--- Directions ---
Your answer must repeat all of the entries word for word, without any images.

--- Items from an interface collection ---
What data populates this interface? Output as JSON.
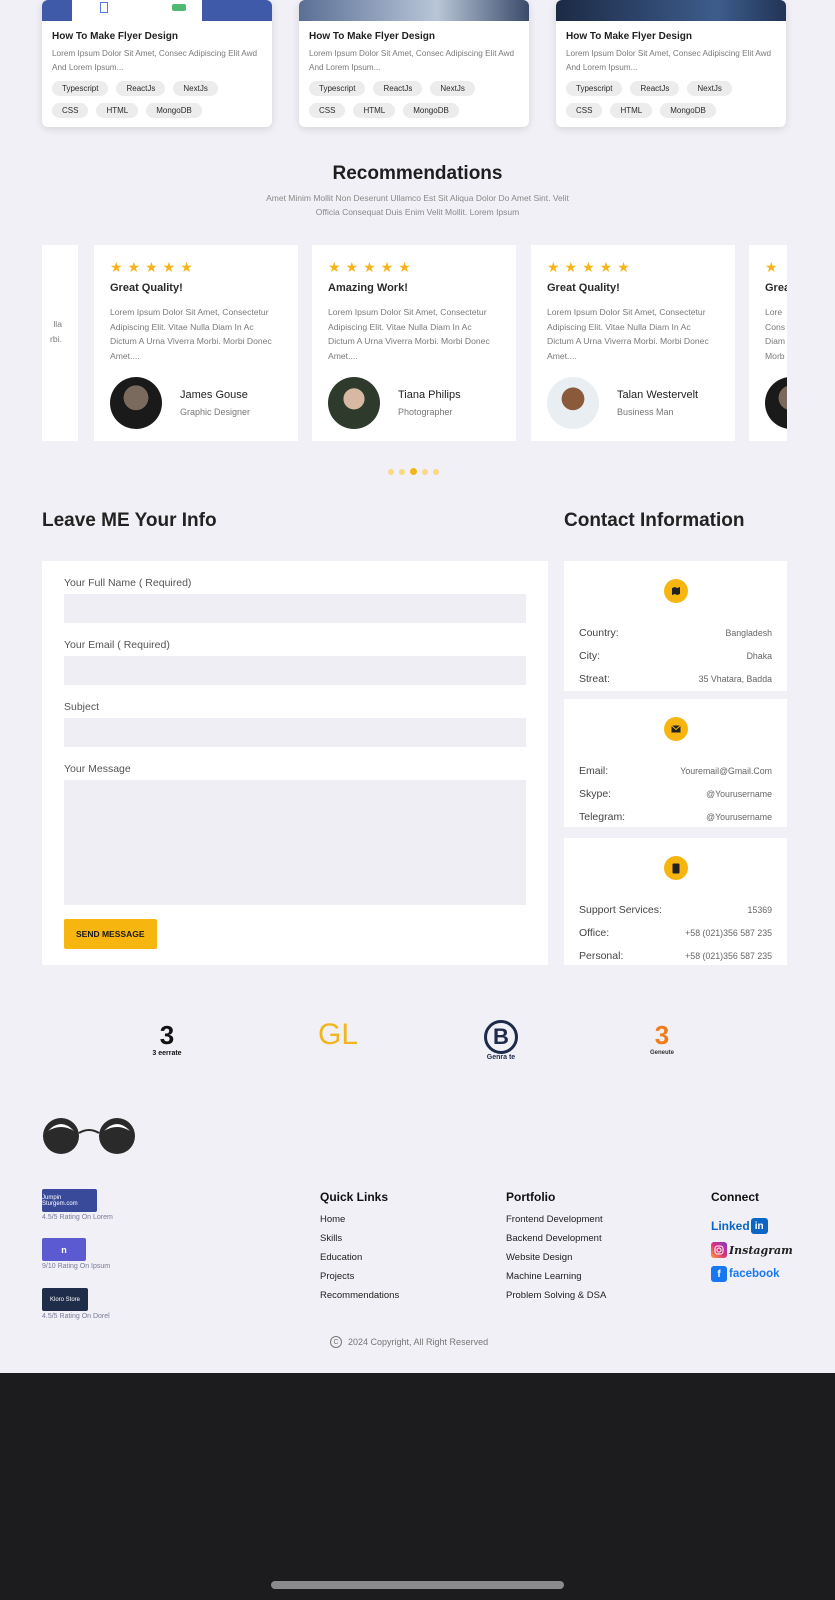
{
  "blog_cards": [
    {
      "title": "How To Make Flyer Design",
      "desc": "Lorem Ipsum Dolor Sit Amet, Consec Adipiscing Elit Awd And Lorem Ipsum...",
      "tags": [
        "Typescript",
        "ReactJs",
        "NextJs",
        "CSS",
        "HTML",
        "MongoDB"
      ]
    },
    {
      "title": "How To Make Flyer Design",
      "desc": "Lorem Ipsum Dolor Sit Amet, Consec Adipiscing Elit Awd And Lorem Ipsum...",
      "tags": [
        "Typescript",
        "ReactJs",
        "NextJs",
        "CSS",
        "HTML",
        "MongoDB"
      ]
    },
    {
      "title": "How To Make Flyer Design",
      "desc": "Lorem Ipsum Dolor Sit Amet, Consec Adipiscing Elit Awd And Lorem Ipsum...",
      "tags": [
        "Typescript",
        "ReactJs",
        "NextJs",
        "CSS",
        "HTML",
        "MongoDB"
      ]
    }
  ],
  "recommendations": {
    "title": "Recommendations",
    "subtitle": "Amet Minim Mollit Non Deserunt Ullamco Est Sit Aliqua Dolor Do Amet Sint. Velit Officia Consequat Duis Enim Velit Mollit. Lorem Ipsum",
    "cards": [
      {
        "stars": "★★★★★",
        "title": "Great Quality!",
        "text": "Lorem Ipsum Dolor Sit Amet, Consectetur Adipiscing Elit. Vitae Nulla Diam In Ac Dictum A Urna Viverra Morbi. Morbi Donec Amet....",
        "name": "James Gouse",
        "role": "Graphic Designer"
      },
      {
        "stars": "★★★★★",
        "title": "Amazing Work!",
        "text": "Lorem Ipsum Dolor Sit Amet, Consectetur Adipiscing Elit. Vitae Nulla Diam In Ac Dictum A Urna Viverra Morbi. Morbi Donec Amet....",
        "name": "Tiana Philips",
        "role": "Photographer"
      },
      {
        "stars": "★★★★★",
        "title": "Great Quality!",
        "text": "Lorem Ipsum Dolor Sit Amet, Consectetur Adipiscing Elit. Vitae Nulla Diam In Ac Dictum A Urna Viverra Morbi. Morbi Donec Amet....",
        "name": "Talan Westervelt",
        "role": "Business Man"
      }
    ],
    "partial_left": {
      "lines": [
        "lla",
        "rbi."
      ]
    },
    "partial_right": {
      "stars": "★ ★",
      "title": "Grea",
      "lines": [
        "Lore",
        "Cons",
        "Diam",
        "Morb"
      ]
    },
    "active_dot": 3,
    "dot_count": 5
  },
  "form": {
    "title": "Leave ME Your Info",
    "fields": [
      {
        "label": "Your Full Name ( Required)"
      },
      {
        "label": "Your Email ( Required)"
      },
      {
        "label": "Subject"
      }
    ],
    "message_label": "Your Message",
    "submit_label": "SEND MESSAGE"
  },
  "contact": {
    "title": "Contact Information",
    "cards": [
      {
        "icon": "map-icon",
        "rows": [
          {
            "k": "Country:",
            "v": "Bangladesh"
          },
          {
            "k": "City:",
            "v": "Dhaka"
          },
          {
            "k": "Streat:",
            "v": "35 Vhatara, Badda"
          }
        ]
      },
      {
        "icon": "mail-icon",
        "rows": [
          {
            "k": "Email:",
            "v": "Youremail@Gmail.Com"
          },
          {
            "k": "Skype:",
            "v": "@Yourusername"
          },
          {
            "k": "Telegram:",
            "v": "@Yourusername"
          }
        ]
      },
      {
        "icon": "phone-icon",
        "rows": [
          {
            "k": "Support Services:",
            "v": "15369"
          },
          {
            "k": "Office:",
            "v": "+58 (021)356 587 235"
          },
          {
            "k": "Personal:",
            "v": "+58 (021)356 587 235"
          }
        ]
      }
    ]
  },
  "partner_logos": [
    {
      "mark": "3",
      "sub": "3 eerrate"
    },
    {
      "mark": "GL",
      "sub": ""
    },
    {
      "mark": "B",
      "sub": "Genra te"
    },
    {
      "mark": "3",
      "sub": "Geneute"
    }
  ],
  "ratings": [
    {
      "badge": "Jumpin Sturgem.com",
      "caption": "4.5/5 Rating On Lorem"
    },
    {
      "badge": "n",
      "caption": "9/10 Rating On Ipsum"
    },
    {
      "badge": "Kloro Store",
      "caption": "4.5/5 Rating On Dorel"
    }
  ],
  "footer": {
    "quick_links": {
      "title": "Quick Links",
      "items": [
        "Home",
        "Skills",
        "Education",
        "Projects",
        "Recommendations"
      ]
    },
    "portfolio": {
      "title": "Portfolio",
      "items": [
        "Frontend Development",
        "Backend Development",
        "Website Design",
        "Machine Learning",
        "Problem Solving & DSA"
      ]
    },
    "connect": {
      "title": "Connect",
      "linkedin": "Linked",
      "linkedin_box": "in",
      "instagram": "Instagram",
      "facebook_box": "f",
      "facebook": "facebook"
    },
    "copyright_symbol": "C",
    "copyright": "2024 Copyright, All Right Reserved"
  },
  "colors": {
    "accent": "#f7b510",
    "page_bg": "#f0f0f6",
    "dark_bg": "#1c1c1e"
  }
}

--- Result for this exercise ---
What data populates this interface? Output as JSON.
{
  "blog_cards": [
    {
      "title": "How To Make Flyer Design",
      "desc": "Lorem Ipsum Dolor Sit Amet, Consec Adipiscing Elit Awd And Lorem Ipsum...",
      "tags": [
        "Typescript",
        "ReactJs",
        "NextJs",
        "CSS",
        "HTML",
        "MongoDB"
      ]
    },
    {
      "title": "How To Make Flyer Design",
      "desc": "Lorem Ipsum Dolor Sit Amet, Consec Adipiscing Elit Awd And Lorem Ipsum...",
      "tags": [
        "Typescript",
        "ReactJs",
        "NextJs",
        "CSS",
        "HTML",
        "MongoDB"
      ]
    },
    {
      "title": "How To Make Flyer Design",
      "desc": "Lorem Ipsum Dolor Sit Amet, Consec Adipiscing Elit Awd And Lorem Ipsum...",
      "tags": [
        "Typescript",
        "ReactJs",
        "NextJs",
        "CSS",
        "HTML",
        "MongoDB"
      ]
    }
  ],
  "recommendations": {
    "title": "Recommendations",
    "subtitle": "Amet Minim Mollit Non Deserunt Ullamco Est Sit Aliqua Dolor Do Amet Sint. Velit Officia Consequat Duis Enim Velit Mollit. Lorem Ipsum",
    "cards": [
      {
        "stars": "★★★★★",
        "title": "Great Quality!",
        "text": "Lorem Ipsum Dolor Sit Amet, Consectetur Adipiscing Elit. Vitae Nulla Diam In Ac Dictum A Urna Viverra Morbi. Morbi Donec Amet....",
        "name": "James Gouse",
        "role": "Graphic Designer"
      },
      {
        "stars": "★★★★★",
        "title": "Amazing Work!",
        "text": "Lorem Ipsum Dolor Sit Amet, Consectetur Adipiscing Elit. Vitae Nulla Diam In Ac Dictum A Urna Viverra Morbi. Morbi Donec Amet....",
        "name": "Tiana Philips",
        "role": "Photographer"
      },
      {
        "stars": "★★★★★",
        "title": "Great Quality!",
        "text": "Lorem Ipsum Dolor Sit Amet, Consectetur Adipiscing Elit. Vitae Nulla Diam In Ac Dictum A Urna Viverra Morbi. Morbi Donec Amet....",
        "name": "Talan Westervelt",
        "role": "Business Man"
      }
    ],
    "partial_left": {
      "lines": [
        "lla",
        "rbi."
      ]
    },
    "partial_right": {
      "stars": "★ ★",
      "title": "Grea",
      "lines": [
        "Lore",
        "Cons",
        "Diam",
        "Morb"
      ]
    },
    "active_dot": 3,
    "dot_count": 5
  },
  "form": {
    "title": "Leave ME Your Info",
    "fields": [
      {
        "label": "Your Full Name ( Required)"
      },
      {
        "label": "Your Email ( Required)"
      },
      {
        "label": "Subject"
      }
    ],
    "message_label": "Your Message",
    "submit_label": "SEND MESSAGE"
  },
  "contact": {
    "title": "Contact Information",
    "cards": [
      {
        "icon": "map-icon",
        "rows": [
          {
            "k": "Country:",
            "v": "Bangladesh"
          },
          {
            "k": "City:",
            "v": "Dhaka"
          },
          {
            "k": "Streat:",
            "v": "35 Vhatara, Badda"
          }
        ]
      },
      {
        "icon": "mail-icon",
        "rows": [
          {
            "k": "Email:",
            "v": "Youremail@Gmail.Com"
          },
          {
            "k": "Skype:",
            "v": "@Yourusername"
          },
          {
            "k": "Telegram:",
            "v": "@Yourusername"
          }
        ]
      },
      {
        "icon": "phone-icon",
        "rows": [
          {
            "k": "Support Services:",
            "v": "15369"
          },
          {
            "k": "Office:",
            "v": "+58 (021)356 587 235"
          },
          {
            "k": "Personal:",
            "v": "+58 (021)356 587 235"
          }
        ]
      }
    ]
  },
  "partner_logos": [
    {
      "mark": "3",
      "sub": "3 eerrate"
    },
    {
      "mark": "GL",
      "sub": ""
    },
    {
      "mark": "B",
      "sub": "Genra te"
    },
    {
      "mark": "3",
      "sub": "Geneute"
    }
  ],
  "ratings": [
    {
      "badge": "Jumpin Sturgem.com",
      "caption": "4.5/5 Rating On Lorem"
    },
    {
      "badge": "n",
      "caption": "9/10 Rating On Ipsum"
    },
    {
      "badge": "Kloro Store",
      "caption": "4.5/5 Rating On Dorel"
    }
  ],
  "footer": {
    "quick_links": {
      "title": "Quick Links",
      "items": [
        "Home",
        "Skills",
        "Education",
        "Projects",
        "Recommendations"
      ]
    },
    "portfolio": {
      "title": "Portfolio",
      "items": [
        "Frontend Development",
        "Backend Development",
        "Website Design",
        "Machine Learning",
        "Problem Solving & DSA"
      ]
    },
    "connect": {
      "title": "Connect",
      "linkedin": "Linked",
      "linkedin_box": "in",
      "instagram": "Instagram",
      "facebook_box": "f",
      "facebook": "facebook"
    },
    "copyright_symbol": "C",
    "copyright": "2024 Copyright, All Right Reserved"
  },
  "colors": {
    "accent": "#f7b510",
    "page_bg": "#f0f0f6",
    "dark_bg": "#1c1c1e"
  }
}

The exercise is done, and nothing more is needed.